I had also been scheduled by the family physician to have an EEG at the hospital. The EEG revealed nothing, or at least that is what the neurologist told me when I went back for my second appointment.

In the meantime, I was having the episodes several times a day. New symptoms were being added. I would typically have the funny taste in my mouth or I would feel like passing out. Eventually, one side of my body would shake or tremor during this time or I would have a more violent jerk after the odd feelings would pass. Most of the time my arms would lock and shake uncontrollably. As time went on, tremors in the legs were added to the ritual. I found that my back and muscles ached afterwards. Most of the time the entire episode would last around 15 minutes or so.

Things seemed to be evolving steadily. I felt like things were getting worse but no one knew what was wrong. I saw a heart specialist who said that my heart was fine. The neurologist was frustrated with my insistence that something was wrong. He ordered another EEG and an MRI.

Steadily, the episodes became more intense and I started to worry about driving. Sometimes it felt as if I did not have enough warning ahead of time. I worried about not being able to pull the car over to the side of the road before things would start to fall apart. My parents and co-workers started to take turns driving me to work each day.

Things evolved very quickly. I started to have biting or uncontrollable movements of my jaw and mouth. My teeth would uncontrollably go through a biting frenzy. There were times when I had to lay down to get through the episode. Other times I could hear everyone talking and I was aware of things, but I was not able to open my eyes. My eyes would sometimes go crazy with movement. There were times when I felt like I was floating outside of my body observing things. I would sit through meetings and feel as if I were in a dream. I sometimes would not remember what was said afterwards. I found that just moving from my office down the hall and into someone else's office was not always a successful journey, as I would have to sit down part way just to have an episode. I would shut my office door and get to the floor in time for the next episode. Things were crazy and I felt my life was out of my control.

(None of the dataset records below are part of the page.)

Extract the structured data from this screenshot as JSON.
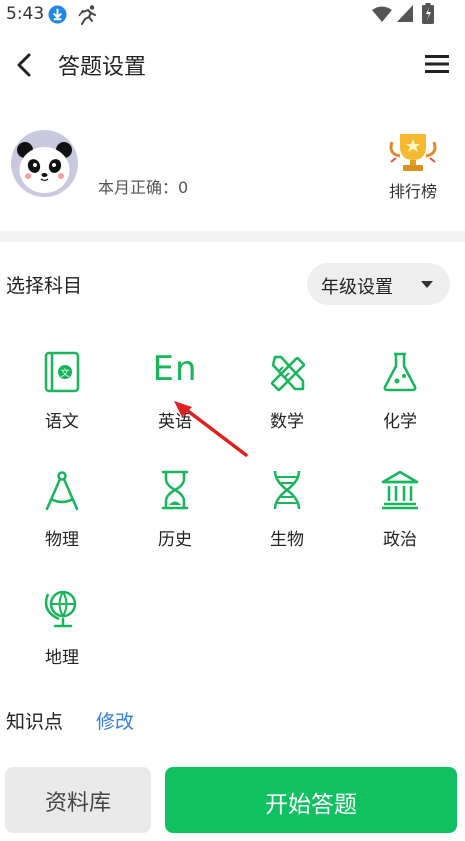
{
  "status_bar": {
    "time": "5:43"
  },
  "app_bar": {
    "title": "答题设置"
  },
  "profile": {
    "monthly_correct": "本月正确：0",
    "leaderboard_label": "排行榜"
  },
  "subjects_section": {
    "title": "选择科目",
    "grade_button": "年级设置",
    "subjects": [
      {
        "label": "语文",
        "icon": "book-icon"
      },
      {
        "label": "英语",
        "icon": "english-icon",
        "icon_text": "En"
      },
      {
        "label": "数学",
        "icon": "ruler-pencil-icon"
      },
      {
        "label": "化学",
        "icon": "flask-icon"
      },
      {
        "label": "物理",
        "icon": "compass-icon"
      },
      {
        "label": "历史",
        "icon": "hourglass-icon"
      },
      {
        "label": "生物",
        "icon": "dna-icon"
      },
      {
        "label": "政治",
        "icon": "government-building-icon"
      },
      {
        "label": "地理",
        "icon": "globe-icon"
      }
    ]
  },
  "knowledge": {
    "label": "知识点",
    "modify": "修改"
  },
  "bottom": {
    "library": "资料库",
    "start": "开始答题"
  },
  "colors": {
    "accent_green": "#0fc160",
    "icon_green": "#18b55a",
    "link_blue": "#2f7ee0",
    "annotation_red": "#e02020"
  }
}
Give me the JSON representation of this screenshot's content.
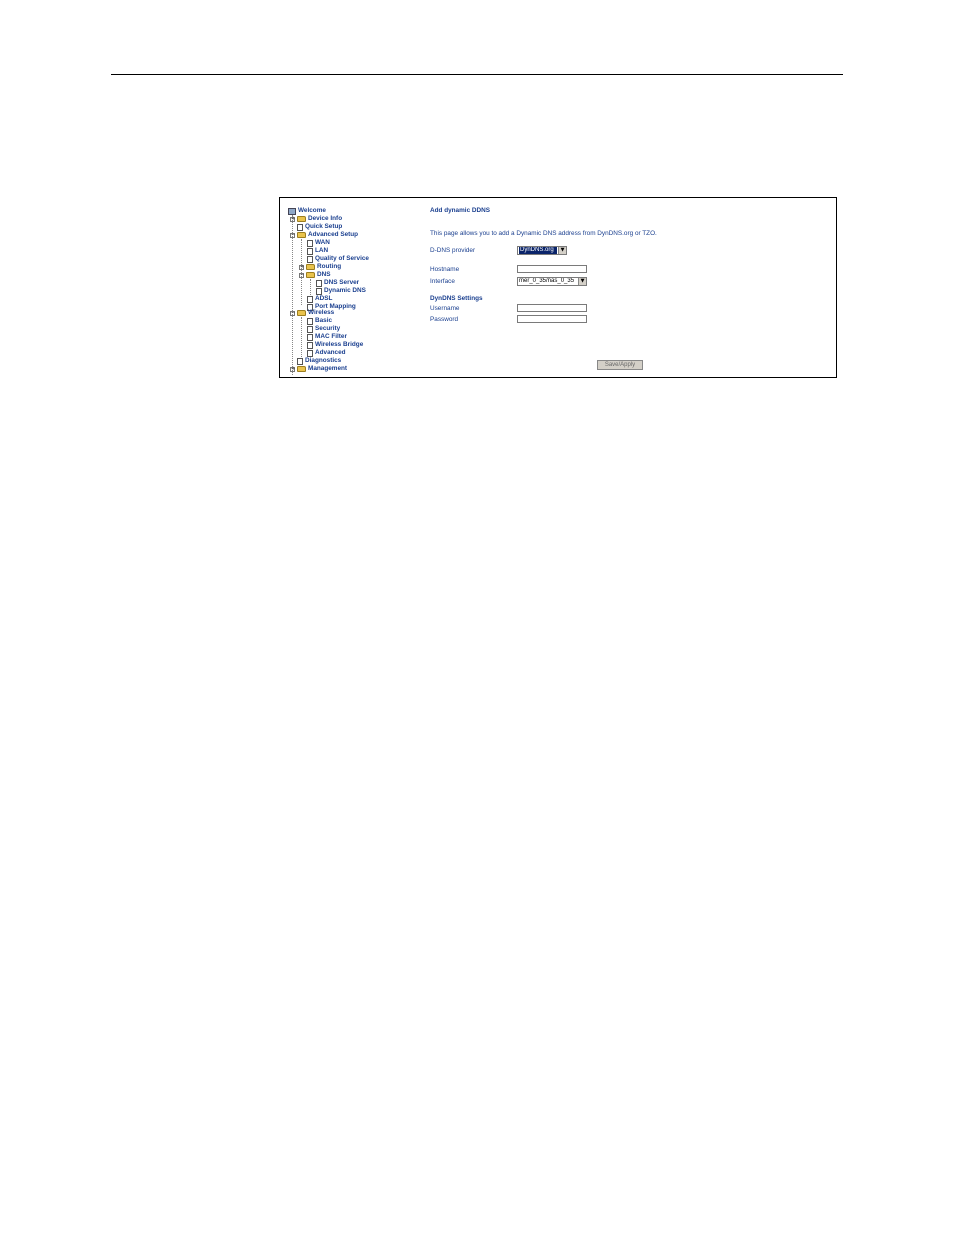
{
  "tree": {
    "welcome": "Welcome",
    "device_info": "Device Info",
    "quick_setup": "Quick Setup",
    "advanced_setup": "Advanced Setup",
    "wan": "WAN",
    "lan": "LAN",
    "qos": "Quality of Service",
    "routing": "Routing",
    "dns": "DNS",
    "dns_server": "DNS Server",
    "dynamic_dns": "Dynamic DNS",
    "adsl": "ADSL",
    "port_mapping": "Port Mapping",
    "wireless": "Wireless",
    "basic": "Basic",
    "security": "Security",
    "mac_filter": "MAC Filter",
    "wireless_bridge": "Wireless Bridge",
    "advanced": "Advanced",
    "diagnostics": "Diagnostics",
    "management": "Management",
    "expand_symbol": "+",
    "collapse_symbol": "−"
  },
  "form": {
    "title": "Add dynamic DDNS",
    "description": "This page allows you to add a Dynamic DNS address from DynDNS.org or TZO.",
    "provider_label": "D-DNS provider",
    "provider_value": "DynDNS.org",
    "hostname_label": "Hostname",
    "hostname_value": "",
    "interface_label": "Interface",
    "interface_value": "mer_0_35/nas_0_35",
    "settings_heading": "DynDNS Settings",
    "username_label": "Username",
    "username_value": "",
    "password_label": "Password",
    "password_value": "",
    "save_label": "Save/Apply",
    "arrow_glyph": "▼"
  }
}
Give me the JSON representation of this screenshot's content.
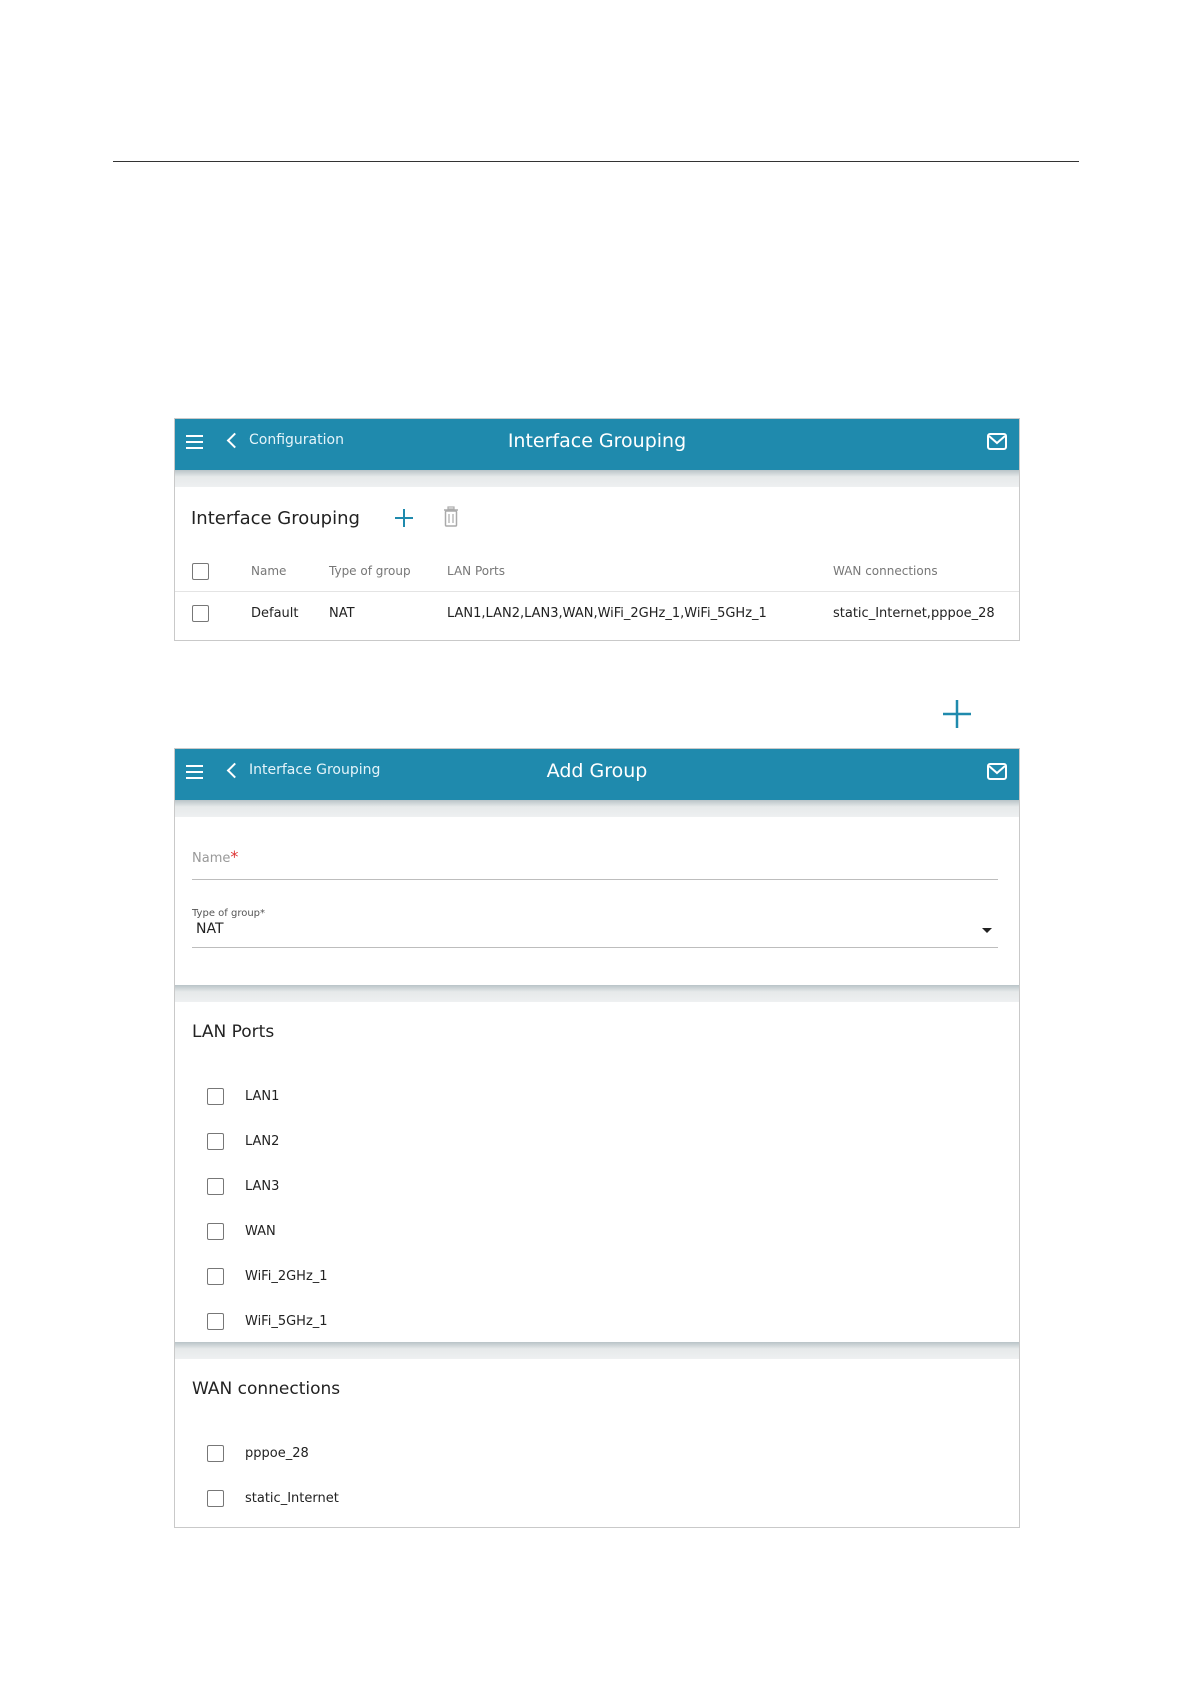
{
  "panel1": {
    "topbar": {
      "back_label": "Configuration",
      "title": "Interface Grouping"
    },
    "section_title": "Interface Grouping",
    "table": {
      "columns": [
        "Name",
        "Type of group",
        "LAN Ports",
        "WAN connections"
      ],
      "rows": [
        {
          "name": "Default",
          "type": "NAT",
          "lan_ports": "LAN1,LAN2,LAN3,WAN,WiFi_2GHz_1,WiFi_5GHz_1",
          "wan_connections": "static_Internet,pppoe_28"
        }
      ]
    }
  },
  "panel2": {
    "topbar": {
      "back_label": "Interface Grouping",
      "title": "Add Group"
    },
    "name_field": {
      "label": "Name",
      "value": ""
    },
    "type_field": {
      "label": "Type of group",
      "value": "NAT"
    },
    "required_mark": "*",
    "lan_section": {
      "title": "LAN Ports",
      "items": [
        "LAN1",
        "LAN2",
        "LAN3",
        "WAN",
        "WiFi_2GHz_1",
        "WiFi_5GHz_1"
      ]
    },
    "wan_section": {
      "title": "WAN connections",
      "items": [
        "pppoe_28",
        "static_Internet"
      ]
    }
  },
  "colors": {
    "topbar": "#1f8aad",
    "accent_icon": "#1f8aad"
  },
  "icons": [
    "menu-icon",
    "chevron-left-icon",
    "mail-icon",
    "plus-icon",
    "trash-icon",
    "caret-down-icon",
    "checkbox-icon"
  ]
}
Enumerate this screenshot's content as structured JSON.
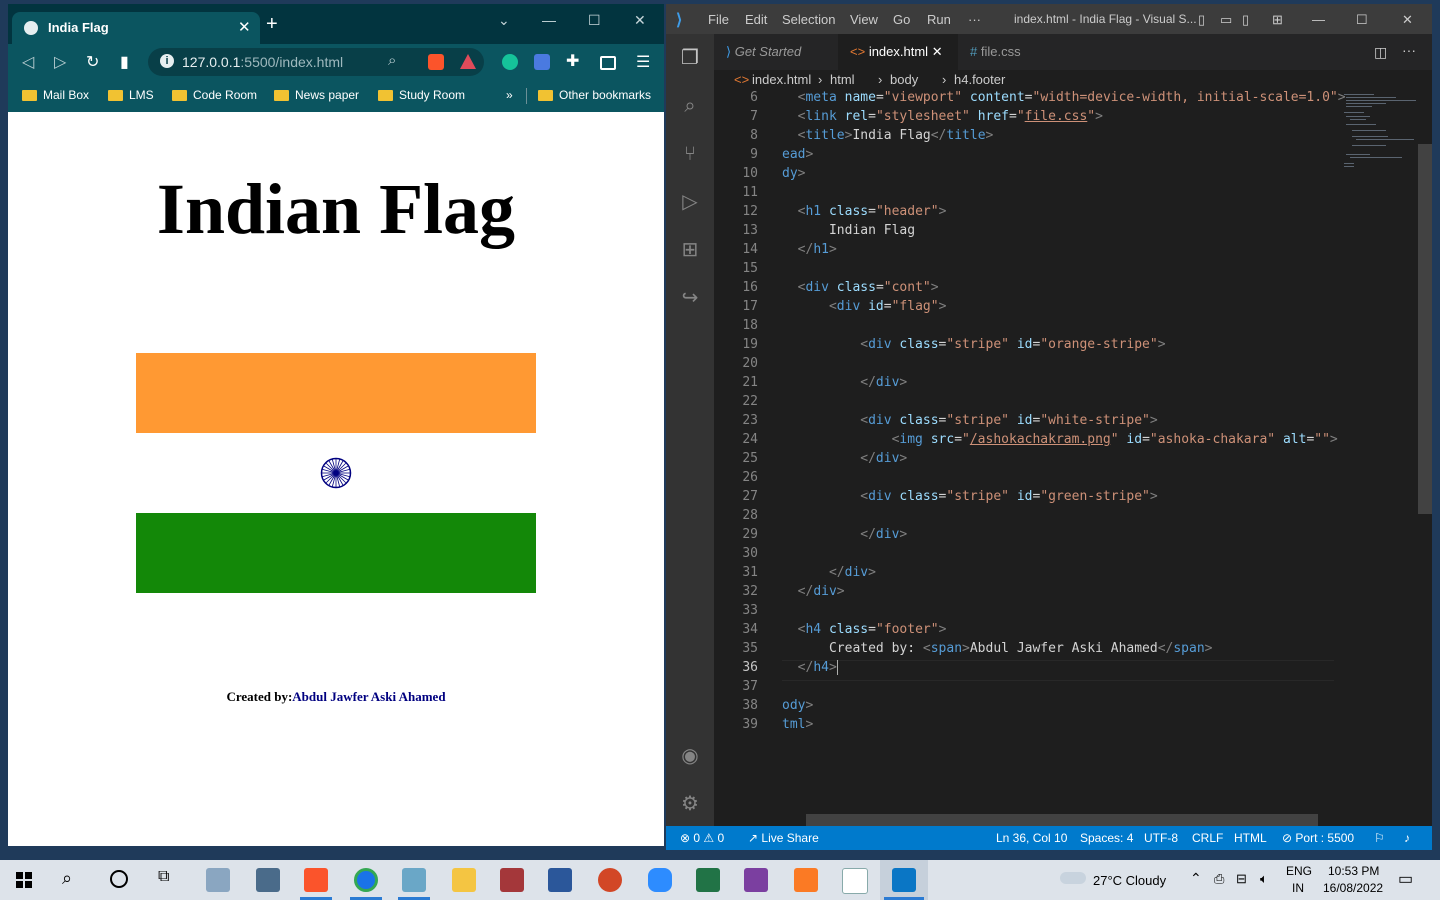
{
  "browser": {
    "tab_title": "India Flag",
    "url_host": "127.0.0.1",
    "url_path": ":5500/index.html",
    "bookmarks": [
      "Mail Box",
      "LMS",
      "Code Room",
      "News paper",
      "Study Room"
    ],
    "more": "»",
    "other_bookmarks": "Other bookmarks",
    "page": {
      "heading": "Indian Flag",
      "footer_label": "Created by:",
      "footer_name": "Abdul Jawfer Aski Ahamed",
      "flag_colors": {
        "orange": "#ff9933",
        "white": "#ffffff",
        "green": "#138808",
        "chakra": "#000080"
      }
    }
  },
  "vscode": {
    "menu": [
      "File",
      "Edit",
      "Selection",
      "View",
      "Go",
      "Run",
      "···"
    ],
    "window_title": "index.html - India Flag - Visual S...",
    "tabs": [
      {
        "label": "Get Started"
      },
      {
        "label": "index.html"
      },
      {
        "label": "file.css"
      }
    ],
    "breadcrumb": [
      "index.html",
      "html",
      "body",
      "h4.footer"
    ],
    "line_numbers": [
      "6",
      "7",
      "8",
      "9",
      "10",
      "11",
      "12",
      "13",
      "14",
      "15",
      "16",
      "17",
      "18",
      "19",
      "20",
      "21",
      "22",
      "23",
      "24",
      "25",
      "26",
      "27",
      "28",
      "29",
      "30",
      "31",
      "32",
      "33",
      "34",
      "35",
      "36",
      "37",
      "38",
      "39"
    ],
    "status": {
      "errors": "0",
      "warnings": "0",
      "live_share": "Live Share",
      "position": "Ln 36, Col 10",
      "spaces": "Spaces: 4",
      "encoding": "UTF-8",
      "eol": "CRLF",
      "language": "HTML",
      "port": "Port : 5500"
    }
  },
  "taskbar": {
    "weather": "27°C  Cloudy",
    "lang_top": "ENG",
    "lang_bottom": "IN",
    "time": "10:53 PM",
    "date": "16/08/2022"
  }
}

I found that night time was no fun either. Falling asleep concerned me. What if I did not wake up? I worried all of the time. My night time routine for these episodes differed from my daytime routine. They were much more violent. I would have intense jerking and uncontrollable biting. My head would jerk back and forth uncontrollably. I would almost always have a headache afterwards. I was conscious through it all. I remembered every moment. I found that sometimes afterwards I would not remember names of people. I could not remember my parents names sometimes after an episode, but I always knew who they were. I would try to recall my husband's name or my sister's or brother's name. I had a hard time remembering things that were short term too.

My second EEG was done by the same hospital EEG technician. He was a very nice guy and seemed to have sympathy toward my situation. For this second EEG I had 24 hour sleep deprivation and I also was instructed to stop taking the Ativan that the neurologist had prescribed for my 'panic disorder'. The EEG technician also used the strobe light during my test. I felt exhausted and stressed out. My MRI was scheduled to be done right after my EEG. I was worrying about that as well. The EEG and all of the stimulation that came with the test sent my body into another frenzy of movement. The strobe light, even though my eyes were shut, was so annoying that I felt like I was overstimulated and that I would literally lose my mind! When it was over, the EEG tech told me that he felt that he had recorded something that would help me. I told him that the doctors do not believe me. He said that what he recorded that day would help me. He wished me luck on my MRI, but also said that he was concerned for me and felt that the MRI might hold a clue for me. This worried me, but it was almost a relief to know that someone believed me and I wasn't crazy! Read more!